◆ **Task directions**
Would you print the records as they stand, down to the last character?

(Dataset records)
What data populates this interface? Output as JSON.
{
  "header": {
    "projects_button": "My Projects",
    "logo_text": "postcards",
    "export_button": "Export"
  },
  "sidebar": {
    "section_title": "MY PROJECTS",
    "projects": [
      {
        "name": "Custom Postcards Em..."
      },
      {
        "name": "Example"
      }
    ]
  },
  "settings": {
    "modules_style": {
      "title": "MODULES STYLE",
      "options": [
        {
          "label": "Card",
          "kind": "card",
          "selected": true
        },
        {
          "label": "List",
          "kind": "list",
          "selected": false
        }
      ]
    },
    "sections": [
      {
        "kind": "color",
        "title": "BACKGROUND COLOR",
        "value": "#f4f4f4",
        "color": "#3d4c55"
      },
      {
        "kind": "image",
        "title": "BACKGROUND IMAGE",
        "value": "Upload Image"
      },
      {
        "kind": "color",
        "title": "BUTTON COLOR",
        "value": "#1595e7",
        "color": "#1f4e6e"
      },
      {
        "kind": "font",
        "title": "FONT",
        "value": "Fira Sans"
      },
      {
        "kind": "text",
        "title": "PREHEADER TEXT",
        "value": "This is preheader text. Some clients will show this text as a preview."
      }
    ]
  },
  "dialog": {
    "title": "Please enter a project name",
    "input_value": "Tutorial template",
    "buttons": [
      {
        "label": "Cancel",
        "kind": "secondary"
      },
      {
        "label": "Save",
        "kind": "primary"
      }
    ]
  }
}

◆ **Answer below**
What data populates this interface? Output as JSON.
{
  "header": {
    "projects_button": "My Projects",
    "logo_text": "postcards",
    "export_button": "Export"
  },
  "sidebar": {
    "section_title": "MY PROJECTS",
    "projects": [
      {
        "name": "Custom Postcards Em..."
      },
      {
        "name": "Example"
      }
    ]
  },
  "settings": {
    "modules_style": {
      "title": "MODULES STYLE",
      "options": [
        {
          "label": "Card",
          "kind": "card",
          "selected": true
        },
        {
          "label": "List",
          "kind": "list",
          "selected": false
        }
      ]
    },
    "sections": [
      {
        "kind": "color",
        "title": "BACKGROUND COLOR",
        "value": "#f4f4f4",
        "color": "#3d4c55"
      },
      {
        "kind": "image",
        "title": "BACKGROUND IMAGE",
        "value": "Upload Image"
      },
      {
        "kind": "color",
        "title": "BUTTON COLOR",
        "value": "#1595e7",
        "color": "#1f4e6e"
      },
      {
        "kind": "font",
        "title": "FONT",
        "value": "Fira Sans"
      },
      {
        "kind": "text",
        "title": "PREHEADER TEXT",
        "value": "This is preheader text. Some clients will show this text as a preview."
      }
    ]
  },
  "dialog": {
    "title": "Please enter a project name",
    "input_value": "Tutorial template",
    "buttons": [
      {
        "label": "Cancel",
        "kind": "secondary"
      },
      {
        "label": "Save",
        "kind": "primary"
      }
    ]
  }
}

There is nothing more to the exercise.